(Problem details) Could you please reproduce all the records below exactly, leaving out the images?

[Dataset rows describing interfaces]
+-------+

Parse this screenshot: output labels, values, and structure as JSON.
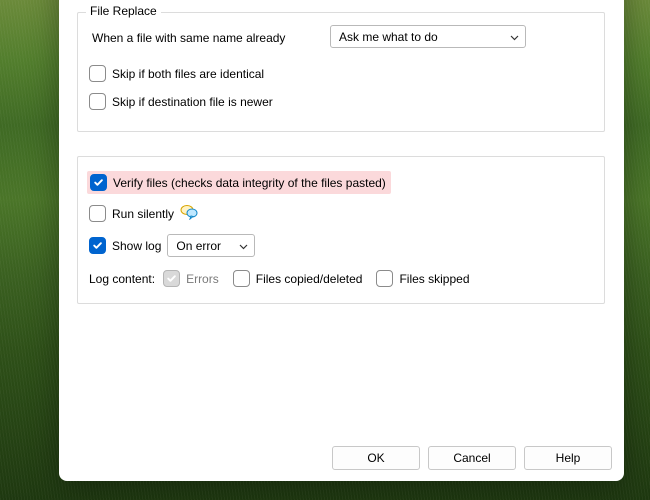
{
  "fileReplace": {
    "legend": "File Replace",
    "sameNameLabel": "When a file with same name already",
    "sameNameSelected": "Ask me what to do",
    "skipIdentical": "Skip if both files are identical",
    "skipDestNewer": "Skip if destination file is newer"
  },
  "options": {
    "verifyFiles": "Verify files (checks data integrity of the files pasted)",
    "runSilently": "Run silently",
    "showLog": "Show log",
    "showLogSelected": "On error",
    "logContentLabel": "Log content:",
    "errors": "Errors",
    "filesCopiedDeleted": "Files copied/deleted",
    "filesSkipped": "Files skipped"
  },
  "footer": {
    "ok": "OK",
    "cancel": "Cancel",
    "help": "Help"
  }
}
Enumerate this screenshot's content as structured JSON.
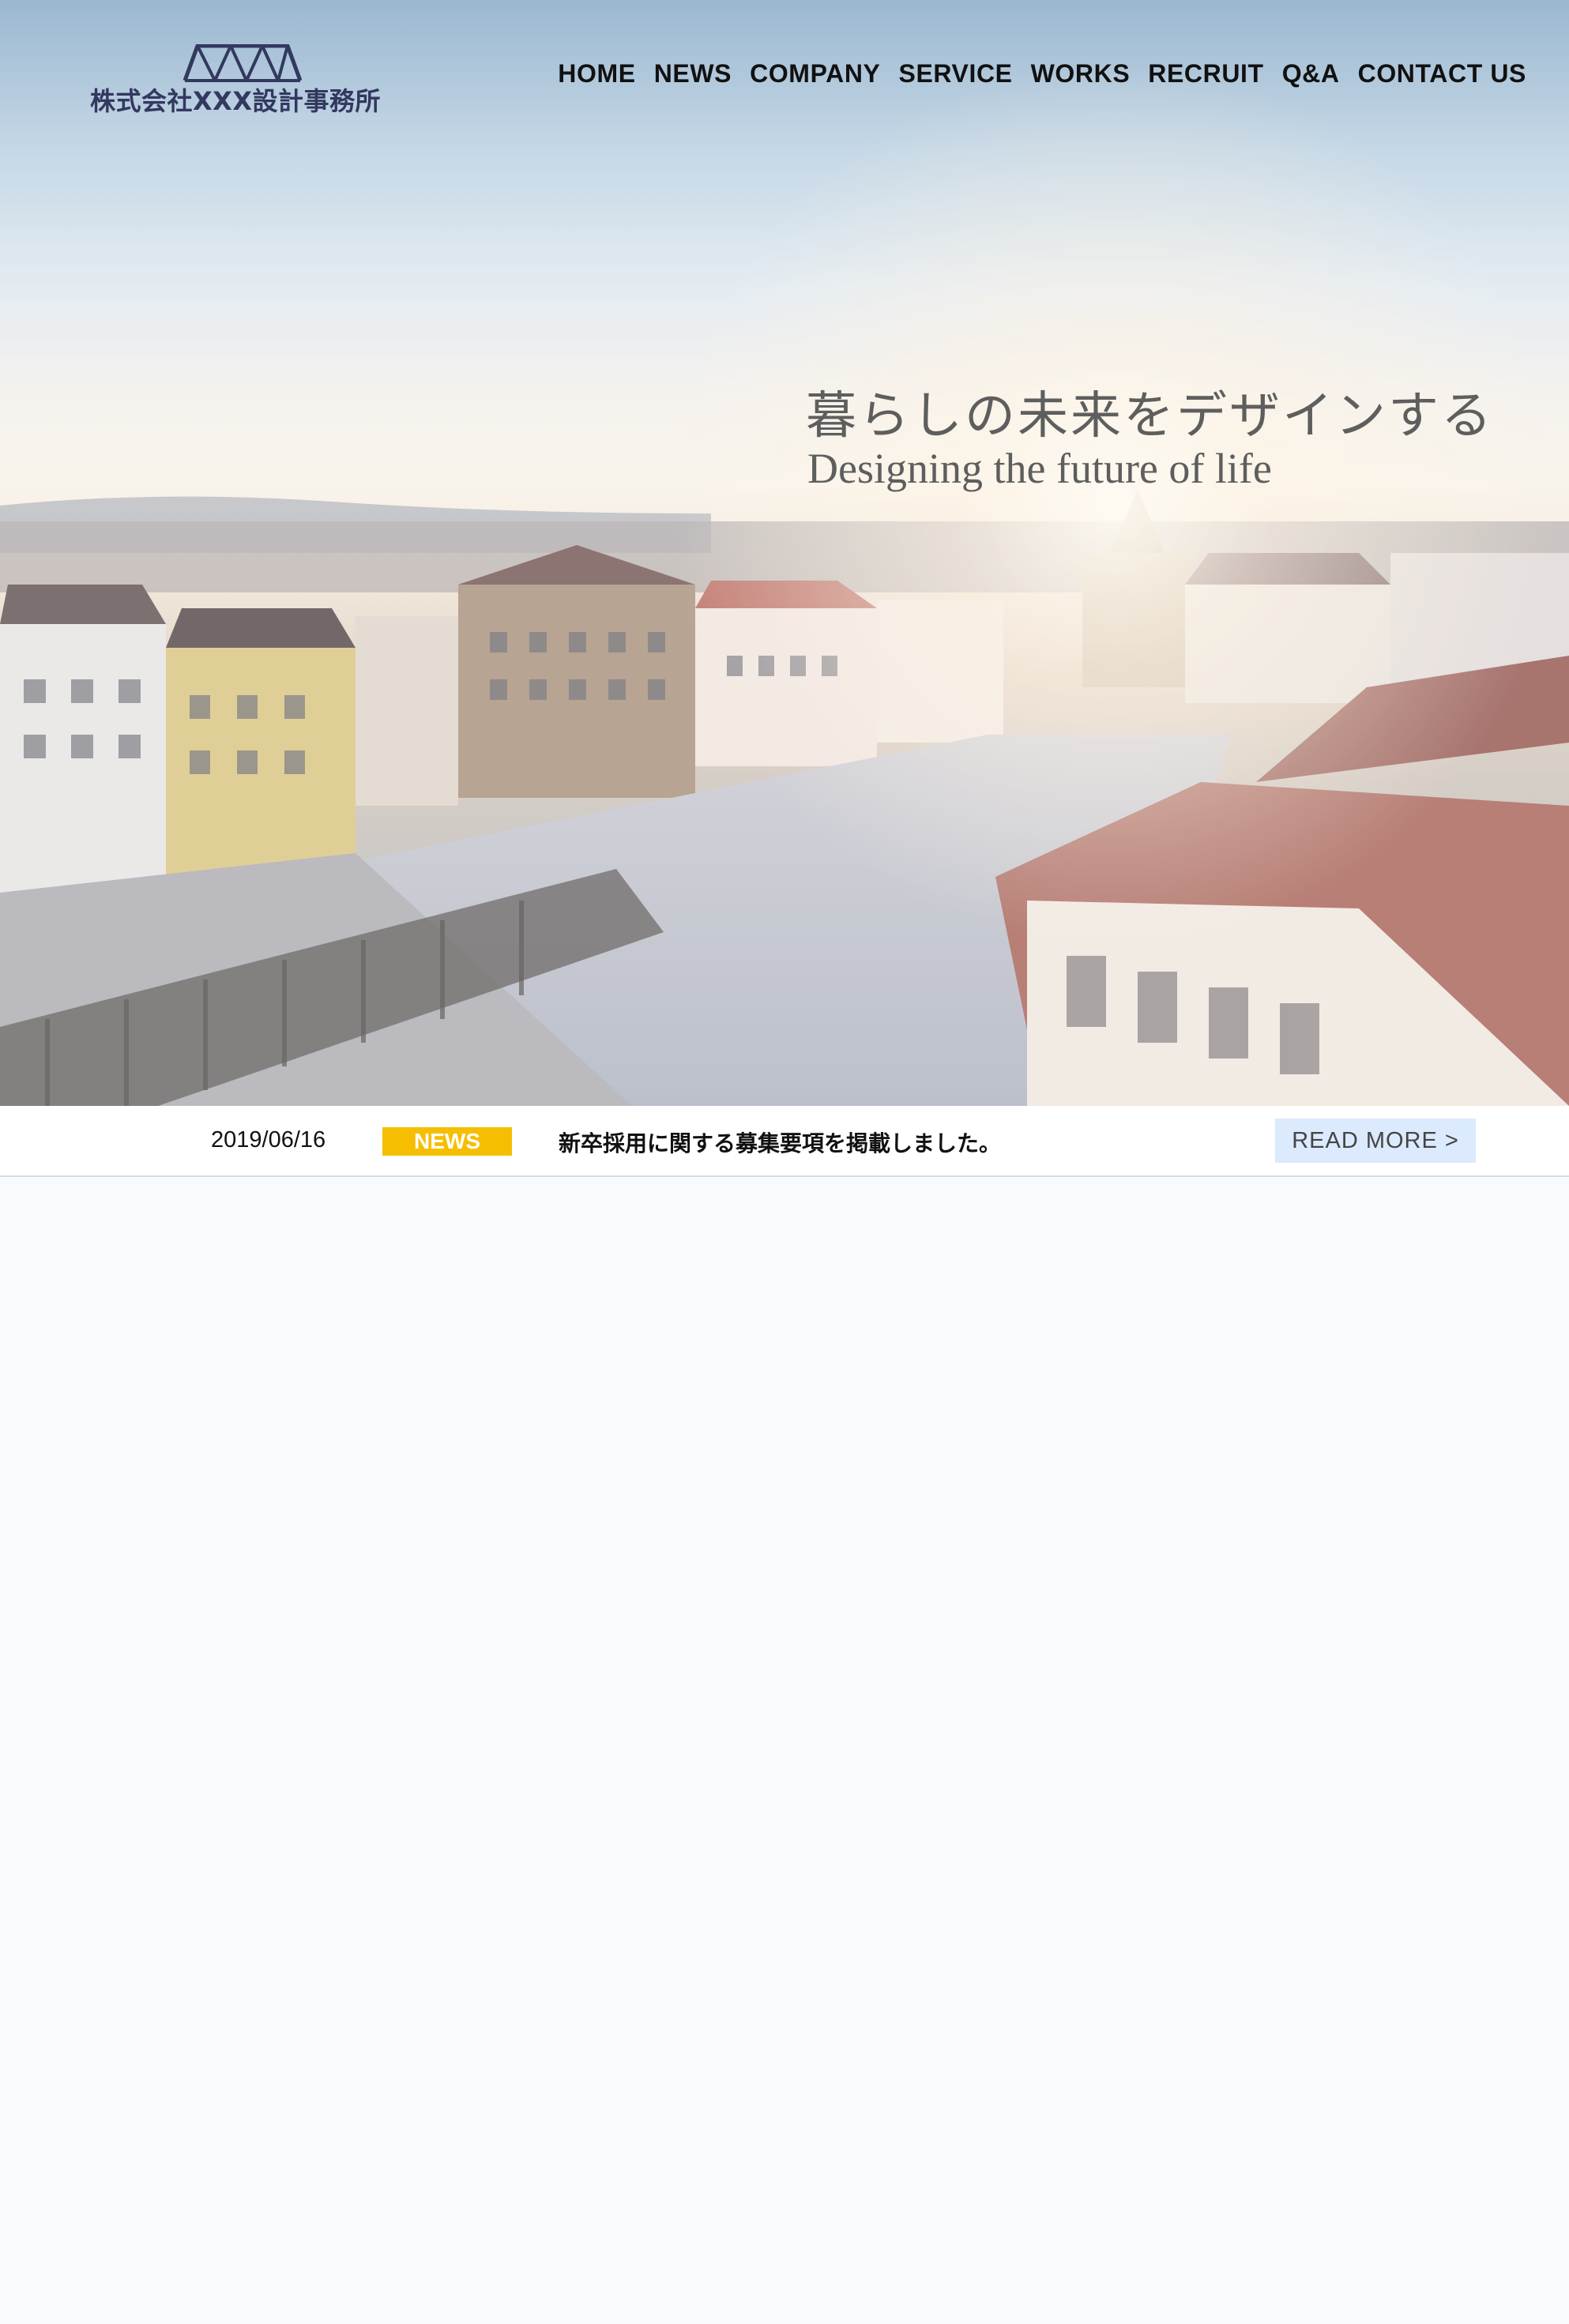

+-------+

(Your response)
Parse this screenshot: output labels, values, and structure as JSON.
{
  "fileReplace": {
    "legend": "File Replace",
    "sameNameLabel": "When a file with same name already",
    "sameNameSelected": "Ask me what to do",
    "skipIdentical": "Skip if both files are identical",
    "skipDestNewer": "Skip if destination file is newer"
  },
  "options": {
    "verifyFiles": "Verify files (checks data integrity of the files pasted)",
    "runSilently": "Run silently",
    "showLog": "Show log",
    "showLogSelected": "On error",
    "logContentLabel": "Log content:",
    "errors": "Errors",
    "filesCopiedDeleted": "Files copied/deleted",
    "filesSkipped": "Files skipped"
  },
  "footer": {
    "ok": "OK",
    "cancel": "Cancel",
    "help": "Help"
  }
}
Enumerate this screenshot's content as structured JSON.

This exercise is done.